Required work: Write out the following records exactly, each one in full.

[Data records]
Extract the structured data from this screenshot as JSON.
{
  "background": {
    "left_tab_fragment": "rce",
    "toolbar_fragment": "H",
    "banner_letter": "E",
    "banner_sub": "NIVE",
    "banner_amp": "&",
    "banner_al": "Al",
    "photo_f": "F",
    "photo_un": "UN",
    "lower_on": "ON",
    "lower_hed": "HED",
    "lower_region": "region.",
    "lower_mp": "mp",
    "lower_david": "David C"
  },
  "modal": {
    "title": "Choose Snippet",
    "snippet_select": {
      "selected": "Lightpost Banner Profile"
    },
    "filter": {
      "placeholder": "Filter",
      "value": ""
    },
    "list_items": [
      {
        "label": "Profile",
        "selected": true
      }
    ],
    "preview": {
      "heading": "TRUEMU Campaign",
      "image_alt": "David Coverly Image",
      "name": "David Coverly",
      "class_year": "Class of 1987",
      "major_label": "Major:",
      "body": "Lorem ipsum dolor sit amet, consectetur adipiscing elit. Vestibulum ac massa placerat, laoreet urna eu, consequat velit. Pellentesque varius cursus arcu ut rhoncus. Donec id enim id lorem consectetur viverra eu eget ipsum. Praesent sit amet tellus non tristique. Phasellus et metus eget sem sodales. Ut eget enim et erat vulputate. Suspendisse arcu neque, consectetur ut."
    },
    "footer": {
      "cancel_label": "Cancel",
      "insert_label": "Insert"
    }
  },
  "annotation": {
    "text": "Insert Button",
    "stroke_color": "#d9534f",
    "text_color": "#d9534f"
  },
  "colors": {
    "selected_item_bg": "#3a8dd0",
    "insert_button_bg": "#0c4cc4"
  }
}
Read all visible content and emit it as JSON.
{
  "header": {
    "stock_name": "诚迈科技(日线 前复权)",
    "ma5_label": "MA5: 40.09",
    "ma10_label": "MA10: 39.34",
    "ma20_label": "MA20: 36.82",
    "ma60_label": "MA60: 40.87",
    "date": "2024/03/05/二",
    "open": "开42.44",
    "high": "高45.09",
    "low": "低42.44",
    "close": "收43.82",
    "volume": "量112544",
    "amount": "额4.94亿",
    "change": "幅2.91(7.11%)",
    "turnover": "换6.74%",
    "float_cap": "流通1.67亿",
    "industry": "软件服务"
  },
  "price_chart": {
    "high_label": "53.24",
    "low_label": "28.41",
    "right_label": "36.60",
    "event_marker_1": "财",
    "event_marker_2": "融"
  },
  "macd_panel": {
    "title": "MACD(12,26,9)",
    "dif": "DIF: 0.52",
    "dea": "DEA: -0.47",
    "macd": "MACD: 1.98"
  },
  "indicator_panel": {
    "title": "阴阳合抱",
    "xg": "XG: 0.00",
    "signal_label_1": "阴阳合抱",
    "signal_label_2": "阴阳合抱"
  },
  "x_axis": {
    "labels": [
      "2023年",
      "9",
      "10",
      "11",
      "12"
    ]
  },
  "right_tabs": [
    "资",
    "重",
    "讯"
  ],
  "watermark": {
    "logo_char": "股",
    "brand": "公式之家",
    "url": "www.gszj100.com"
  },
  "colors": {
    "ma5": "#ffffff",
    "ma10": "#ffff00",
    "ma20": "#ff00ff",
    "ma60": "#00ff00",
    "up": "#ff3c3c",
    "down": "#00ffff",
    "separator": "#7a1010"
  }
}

Answer to this task:
Extract the structured data from this screenshot as JSON.
{
  "background": {
    "left_tab_fragment": "rce",
    "toolbar_fragment": "H",
    "banner_letter": "E",
    "banner_sub": "NIVE",
    "banner_amp": "&",
    "banner_al": "Al",
    "photo_f": "F",
    "photo_un": "UN",
    "lower_on": "ON",
    "lower_hed": "HED",
    "lower_region": "region.",
    "lower_mp": "mp",
    "lower_david": "David C"
  },
  "modal": {
    "title": "Choose Snippet",
    "snippet_select": {
      "selected": "Lightpost Banner Profile"
    },
    "filter": {
      "placeholder": "Filter",
      "value": ""
    },
    "list_items": [
      {
        "label": "Profile",
        "selected": true
      }
    ],
    "preview": {
      "heading": "TRUEMU Campaign",
      "image_alt": "David Coverly Image",
      "name": "David Coverly",
      "class_year": "Class of 1987",
      "major_label": "Major:",
      "body": "Lorem ipsum dolor sit amet, consectetur adipiscing elit. Vestibulum ac massa placerat, laoreet urna eu, consequat velit. Pellentesque varius cursus arcu ut rhoncus. Donec id enim id lorem consectetur viverra eu eget ipsum. Praesent sit amet tellus non tristique. Phasellus et metus eget sem sodales. Ut eget enim et erat vulputate. Suspendisse arcu neque, consectetur ut."
    },
    "footer": {
      "cancel_label": "Cancel",
      "insert_label": "Insert"
    }
  },
  "annotation": {
    "text": "Insert Button",
    "stroke_color": "#d9534f",
    "text_color": "#d9534f"
  },
  "colors": {
    "selected_item_bg": "#3a8dd0",
    "insert_button_bg": "#0c4cc4"
  }
}
Read all visible content and emit it as JSON.
{
  "header": {
    "stock_name": "诚迈科技(日线 前复权)",
    "ma5_label": "MA5: 40.09",
    "ma10_label": "MA10: 39.34",
    "ma20_label": "MA20: 36.82",
    "ma60_label": "MA60: 40.87",
    "date": "2024/03/05/二",
    "open": "开42.44",
    "high": "高45.09",
    "low": "低42.44",
    "close": "收43.82",
    "volume": "量112544",
    "amount": "额4.94亿",
    "change": "幅2.91(7.11%)",
    "turnover": "换6.74%",
    "float_cap": "流通1.67亿",
    "industry": "软件服务"
  },
  "price_chart": {
    "high_label": "53.24",
    "low_label": "28.41",
    "right_label": "36.60",
    "event_marker_1": "财",
    "event_marker_2": "融"
  },
  "macd_panel": {
    "title": "MACD(12,26,9)",
    "dif": "DIF: 0.52",
    "dea": "DEA: -0.47",
    "macd": "MACD: 1.98"
  },
  "indicator_panel": {
    "title": "阴阳合抱",
    "xg": "XG: 0.00",
    "signal_label_1": "阴阳合抱",
    "signal_label_2": "阴阳合抱"
  },
  "x_axis": {
    "labels": [
      "2023年",
      "9",
      "10",
      "11",
      "12"
    ]
  },
  "right_tabs": [
    "资",
    "重",
    "讯"
  ],
  "watermark": {
    "logo_char": "股",
    "brand": "公式之家",
    "url": "www.gszj100.com"
  },
  "colors": {
    "ma5": "#ffffff",
    "ma10": "#ffff00",
    "ma20": "#ff00ff",
    "ma60": "#00ff00",
    "up": "#ff3c3c",
    "down": "#00ffff",
    "separator": "#7a1010"
  }
}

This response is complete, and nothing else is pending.